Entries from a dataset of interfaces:
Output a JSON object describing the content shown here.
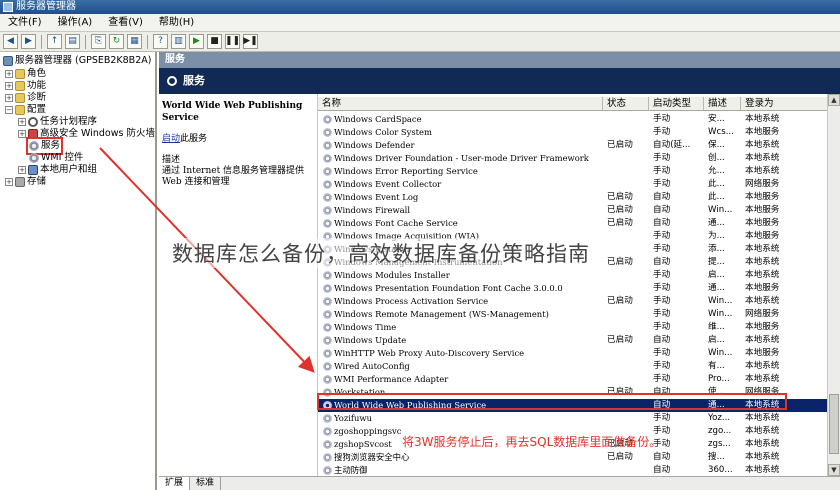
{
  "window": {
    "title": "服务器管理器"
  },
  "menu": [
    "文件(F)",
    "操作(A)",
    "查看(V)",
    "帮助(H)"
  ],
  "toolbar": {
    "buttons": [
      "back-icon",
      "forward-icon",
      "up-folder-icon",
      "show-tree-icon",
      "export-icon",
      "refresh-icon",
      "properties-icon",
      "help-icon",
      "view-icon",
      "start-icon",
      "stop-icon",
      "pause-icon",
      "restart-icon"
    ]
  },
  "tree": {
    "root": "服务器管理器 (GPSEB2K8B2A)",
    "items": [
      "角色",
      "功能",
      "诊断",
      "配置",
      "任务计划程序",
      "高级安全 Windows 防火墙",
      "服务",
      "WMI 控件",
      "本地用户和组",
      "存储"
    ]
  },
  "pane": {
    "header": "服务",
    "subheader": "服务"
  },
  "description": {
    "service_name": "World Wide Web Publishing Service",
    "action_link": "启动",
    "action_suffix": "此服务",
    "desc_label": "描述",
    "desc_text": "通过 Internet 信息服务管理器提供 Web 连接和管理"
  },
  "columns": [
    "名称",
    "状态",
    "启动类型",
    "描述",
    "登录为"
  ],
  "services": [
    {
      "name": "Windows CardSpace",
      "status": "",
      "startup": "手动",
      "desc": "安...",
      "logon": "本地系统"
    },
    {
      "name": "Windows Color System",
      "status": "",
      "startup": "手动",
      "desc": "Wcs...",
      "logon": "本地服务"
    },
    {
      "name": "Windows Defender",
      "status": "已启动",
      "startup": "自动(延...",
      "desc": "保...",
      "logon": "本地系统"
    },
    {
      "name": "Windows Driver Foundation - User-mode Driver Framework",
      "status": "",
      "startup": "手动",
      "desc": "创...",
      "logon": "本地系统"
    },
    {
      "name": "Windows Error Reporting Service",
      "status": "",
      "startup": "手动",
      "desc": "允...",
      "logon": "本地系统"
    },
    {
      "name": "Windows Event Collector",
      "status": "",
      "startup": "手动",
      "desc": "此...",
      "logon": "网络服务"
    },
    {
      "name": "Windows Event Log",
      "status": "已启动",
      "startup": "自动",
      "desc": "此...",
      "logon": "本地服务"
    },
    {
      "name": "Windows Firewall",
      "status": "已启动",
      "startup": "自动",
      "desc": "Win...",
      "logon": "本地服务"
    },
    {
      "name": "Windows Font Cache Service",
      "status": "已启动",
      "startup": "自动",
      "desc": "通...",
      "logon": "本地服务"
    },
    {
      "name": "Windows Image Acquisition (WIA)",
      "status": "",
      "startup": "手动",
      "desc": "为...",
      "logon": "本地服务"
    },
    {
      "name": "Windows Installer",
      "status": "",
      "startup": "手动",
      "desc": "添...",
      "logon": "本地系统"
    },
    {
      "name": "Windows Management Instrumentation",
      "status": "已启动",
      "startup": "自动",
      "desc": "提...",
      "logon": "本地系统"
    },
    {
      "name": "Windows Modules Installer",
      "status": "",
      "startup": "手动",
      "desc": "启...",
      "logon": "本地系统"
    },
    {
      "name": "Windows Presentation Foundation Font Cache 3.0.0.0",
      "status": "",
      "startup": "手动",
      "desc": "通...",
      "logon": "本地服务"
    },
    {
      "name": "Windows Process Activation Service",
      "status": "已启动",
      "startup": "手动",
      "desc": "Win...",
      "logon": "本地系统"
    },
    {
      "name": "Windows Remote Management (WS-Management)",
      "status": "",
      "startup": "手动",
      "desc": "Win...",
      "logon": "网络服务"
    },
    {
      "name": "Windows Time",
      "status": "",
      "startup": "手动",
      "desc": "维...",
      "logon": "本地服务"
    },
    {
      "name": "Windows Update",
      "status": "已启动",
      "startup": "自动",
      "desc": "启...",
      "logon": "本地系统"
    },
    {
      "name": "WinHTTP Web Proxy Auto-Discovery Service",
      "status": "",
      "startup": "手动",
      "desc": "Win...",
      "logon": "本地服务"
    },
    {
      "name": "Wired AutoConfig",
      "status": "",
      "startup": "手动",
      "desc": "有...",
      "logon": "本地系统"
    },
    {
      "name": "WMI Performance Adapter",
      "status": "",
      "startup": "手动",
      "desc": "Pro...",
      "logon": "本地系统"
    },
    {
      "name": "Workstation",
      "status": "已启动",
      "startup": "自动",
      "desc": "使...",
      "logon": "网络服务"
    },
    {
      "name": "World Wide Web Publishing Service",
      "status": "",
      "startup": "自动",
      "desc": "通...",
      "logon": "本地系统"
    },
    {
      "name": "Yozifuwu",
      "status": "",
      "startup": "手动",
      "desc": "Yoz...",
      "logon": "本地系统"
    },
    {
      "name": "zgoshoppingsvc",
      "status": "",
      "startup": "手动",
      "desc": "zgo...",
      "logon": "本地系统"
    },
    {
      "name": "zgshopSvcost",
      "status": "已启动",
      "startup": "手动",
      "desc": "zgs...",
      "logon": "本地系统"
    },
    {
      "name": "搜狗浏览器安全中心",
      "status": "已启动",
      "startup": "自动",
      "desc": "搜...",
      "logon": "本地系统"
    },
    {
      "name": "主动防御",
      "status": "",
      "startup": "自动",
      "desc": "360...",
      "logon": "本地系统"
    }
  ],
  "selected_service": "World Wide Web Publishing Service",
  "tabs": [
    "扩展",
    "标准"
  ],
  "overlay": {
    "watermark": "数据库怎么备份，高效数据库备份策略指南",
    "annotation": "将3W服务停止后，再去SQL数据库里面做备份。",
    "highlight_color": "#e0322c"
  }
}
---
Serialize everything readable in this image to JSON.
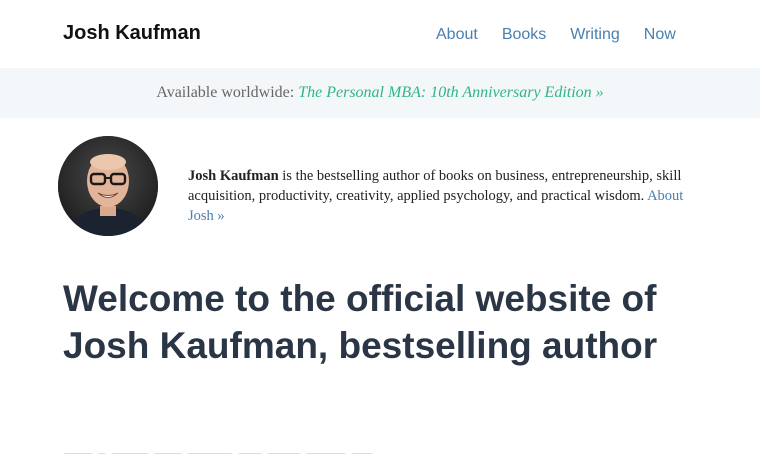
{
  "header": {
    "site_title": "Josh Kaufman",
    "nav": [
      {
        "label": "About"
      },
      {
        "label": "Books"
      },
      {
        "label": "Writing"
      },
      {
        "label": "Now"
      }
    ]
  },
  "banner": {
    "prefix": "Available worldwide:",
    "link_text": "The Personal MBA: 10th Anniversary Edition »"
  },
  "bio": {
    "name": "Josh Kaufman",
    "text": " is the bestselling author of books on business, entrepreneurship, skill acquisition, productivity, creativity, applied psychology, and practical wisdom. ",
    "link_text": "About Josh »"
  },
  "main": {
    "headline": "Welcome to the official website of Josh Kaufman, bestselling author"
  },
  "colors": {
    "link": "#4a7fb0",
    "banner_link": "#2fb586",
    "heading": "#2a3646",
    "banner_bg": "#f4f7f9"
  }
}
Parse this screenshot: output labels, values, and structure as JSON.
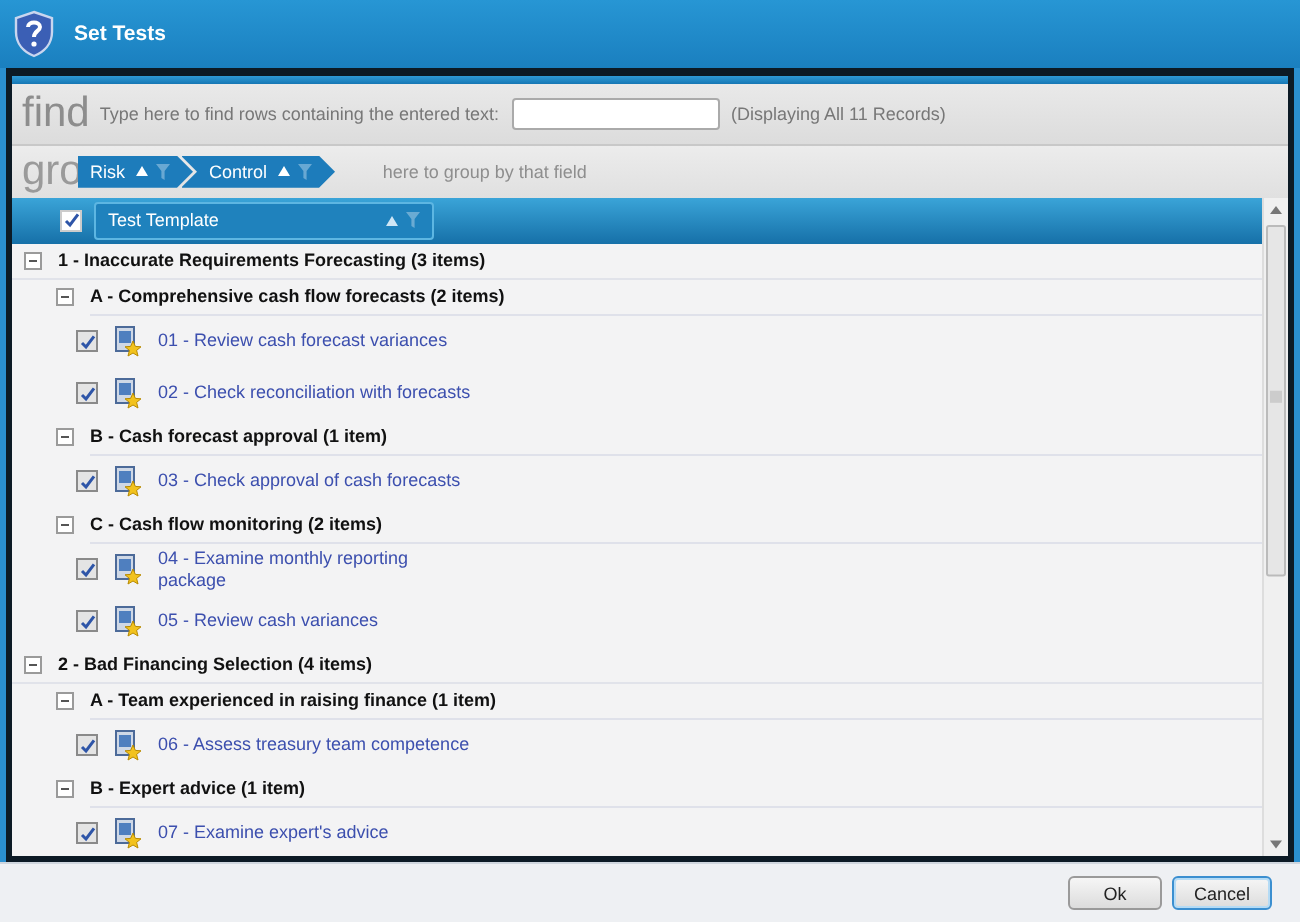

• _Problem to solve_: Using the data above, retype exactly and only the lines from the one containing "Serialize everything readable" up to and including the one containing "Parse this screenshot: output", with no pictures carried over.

• _Answer space_:
Serialize everything readable in this image to JSON.
{
  "header": {
    "site_title": "Josh Kaufman",
    "nav": [
      {
        "label": "About"
      },
      {
        "label": "Books"
      },
      {
        "label": "Writing"
      },
      {
        "label": "Now"
      }
    ]
  },
  "banner": {
    "prefix": "Available worldwide:",
    "link_text": "The Personal MBA: 10th Anniversary Edition »"
  },
  "bio": {
    "name": "Josh Kaufman",
    "text": " is the bestselling author of books on business, entrepreneurship, skill acquisition, productivity, creativity, applied psychology, and practical wisdom. ",
    "link_text": "About Josh »"
  },
  "main": {
    "headline": "Welcome to the official website of Josh Kaufman, bestselling author"
  },
  "colors": {
    "link": "#4a7fb0",
    "banner_link": "#2fb586",
    "heading": "#2a3646",
    "banner_bg": "#f4f7f9"
  }
}
Parse this screenshot: output labels, values, and structure as JSON.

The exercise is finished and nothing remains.